>> what she is talking about is the most elegant, sensational trump castle in atlantic city. she runs it. >> it is a building more beautiful than anything or anyone. >> that is correct. emily: no surprise, not trending, johnny depp in funny or die's clip of donald trump. it also started out molina, henry winkler, and more -- alfred molina, henry winkler, and more. and oculus rift vr sales are
expected to surge. they are offering deep discounts for the machines which will be $200 less than their normal price when purchased with an oculus rift. and speaking of oculus, facebook will soon put the game "eve: valkyrie" one month earlier. how much is it going to help them move the needle? the virtual-reality ready for prime time? joining us, the maker of the game. thank you for joining us. congratulations, because your game is the only game shipping on with the oculus rift. how did you make that happen? >> we started early. we were one of the first companies to partner in 2012, so we got one of the first oculus rift kits.

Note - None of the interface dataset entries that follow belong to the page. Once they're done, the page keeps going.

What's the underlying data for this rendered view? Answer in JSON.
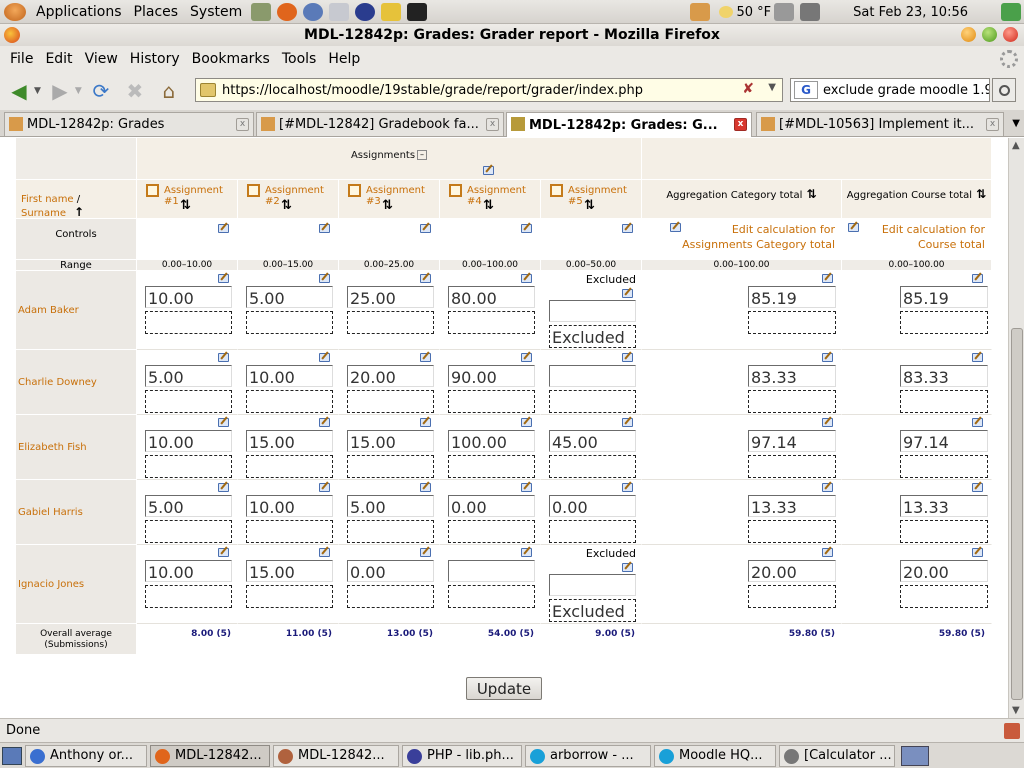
{
  "os_menu": {
    "applications": "Applications",
    "places": "Places",
    "system": "System"
  },
  "weather": "50 °F",
  "clock": "Sat Feb 23, 10:56",
  "window_title": "MDL-12842p: Grades: Grader report - Mozilla Firefox",
  "menubar": {
    "file": "File",
    "edit": "Edit",
    "view": "View",
    "history": "History",
    "bookmarks": "Bookmarks",
    "tools": "Tools",
    "help": "Help"
  },
  "url": "https://localhost/moodle/19stable/grade/report/grader/index.php",
  "search_value": "exclude grade moodle 1.9",
  "tabs": [
    {
      "label": "MDL-12842p: Grades"
    },
    {
      "label": "[#MDL-12842] Gradebook fa..."
    },
    {
      "label": "MDL-12842p: Grades: G..."
    },
    {
      "label": "[#MDL-10563] Implement it..."
    }
  ],
  "grid": {
    "category_label": "Assignments",
    "collapse_symbol": "–",
    "name_header": {
      "first": "First name",
      "sep": " / ",
      "last": "Surname",
      "sort": "↑"
    },
    "columns": [
      {
        "label": "Assignment #1"
      },
      {
        "label": "Assignment #2"
      },
      {
        "label": "Assignment #3"
      },
      {
        "label": "Assignment #4"
      },
      {
        "label": "Assignment #5"
      }
    ],
    "category_total": {
      "prefix": "Aggregation",
      "label": "Category total"
    },
    "course_total": {
      "prefix": "Aggregation",
      "label": "Course total"
    },
    "controls_label": "Controls",
    "edit_calc_assignments": "Edit calculation for Assignments Category total",
    "edit_calc_course": "Edit calculation for Course total",
    "range_label": "Range",
    "ranges": [
      "0.00–10.00",
      "0.00–15.00",
      "0.00–25.00",
      "0.00–100.00",
      "0.00–50.00",
      "0.00–100.00",
      "0.00–100.00"
    ],
    "excluded_label": "Excluded",
    "students": [
      {
        "name": "Adam Baker",
        "grades": [
          "10.00",
          "5.00",
          "25.00",
          "80.00",
          ""
        ],
        "excluded": [
          false,
          false,
          false,
          false,
          true
        ],
        "cat": "85.19",
        "course": "85.19"
      },
      {
        "name": "Charlie Downey",
        "grades": [
          "5.00",
          "10.00",
          "20.00",
          "90.00",
          ""
        ],
        "excluded": [
          false,
          false,
          false,
          false,
          false
        ],
        "cat": "83.33",
        "course": "83.33"
      },
      {
        "name": "Elizabeth Fish",
        "grades": [
          "10.00",
          "15.00",
          "15.00",
          "100.00",
          "45.00"
        ],
        "excluded": [
          false,
          false,
          false,
          false,
          false
        ],
        "cat": "97.14",
        "course": "97.14"
      },
      {
        "name": "Gabiel Harris",
        "grades": [
          "5.00",
          "10.00",
          "5.00",
          "0.00",
          "0.00"
        ],
        "excluded": [
          false,
          false,
          false,
          false,
          false
        ],
        "cat": "13.33",
        "course": "13.33"
      },
      {
        "name": "Ignacio Jones",
        "grades": [
          "10.00",
          "15.00",
          "0.00",
          "",
          ""
        ],
        "excluded": [
          false,
          false,
          false,
          false,
          true
        ],
        "cat": "20.00",
        "course": "20.00"
      }
    ],
    "overall_label": "Overall average (Submissions)",
    "averages": [
      "8.00 (5)",
      "11.00 (5)",
      "13.00 (5)",
      "54.00 (5)",
      "9.00 (5)",
      "59.80 (5)",
      "59.80 (5)"
    ]
  },
  "update_button": "Update",
  "status": "Done",
  "taskbar": [
    {
      "label": "Anthony or...",
      "color": "#3a6fd0"
    },
    {
      "label": "MDL-12842...",
      "color": "#e0651c"
    },
    {
      "label": "MDL-12842...",
      "color": "#b0623e"
    },
    {
      "label": "PHP - lib.ph...",
      "color": "#3a3f9a"
    },
    {
      "label": "arborrow - ...",
      "color": "#19a0d8"
    },
    {
      "label": "Moodle HQ...",
      "color": "#19a0d8"
    },
    {
      "label": "[Calculator ...",
      "color": "#777777"
    }
  ]
}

we put together a prototype of kind of the basic mechanic of this game. that blew everyone away. emily: how closely did you work with facebook and oculus in developing this? >> we worked very closely and we worked prior to the acquisition of facebook. we worked with them when they were just a start up, you getting their sort of first entry into this race, so we have been now working with them for years and it is a very close relationship. emily: so tell me how the game actually works. it is a 12-year-old colt classic pc game that you actually revised. >> yes, we release a game back in 2003 and it is still going strong on the pc, so what we kind of did was repurpose the assets of the ideas, and you are a really, small fighter jet and what you see here are the large ships and you are flying a smaller, fully immersive space
fighter. so we kind of leveraged the back story. emily: this is also going to be available on the playstation vr. why not exclusive with oculus? did they not try that? >> everyone tries that with everything, but we are in business and all of that. but we wanted to make a game. that is what we are about. emily: on that note, facebook has a lot riding on the oculus rift and there is this the question of when virtual reality will go mainstream. how confident are you that this game, being the only game, will ship out with the oculus headset, can get and keep users hooked? >> we have taken a lot of the learnings that we have gotten online and we have been compiling them for 13 years and we think of taking that kind of experience with the game, we would be able to bring to vr what we did with the pc.
that is definitely our hope and we would then help the kind of revolution for vr. emily: all right, congratulations. thank you so much for joining us. and it is time now for our best day ever. who is having it today? perhaps elon musk. a bit of redemption as investors sent the stocks flying after hours. the numbers gave tesla shares big gains after hours and some of our earlier guests say they deserve it. a 22% stake in tesla motors. it was lost more than 40% of its value since the beginning of the year. and that does it for this edition of "bloomberg west." tomorrow we will follow up on earnings with the cisco ceo and more. all of that tomorrow on "bloomberg west."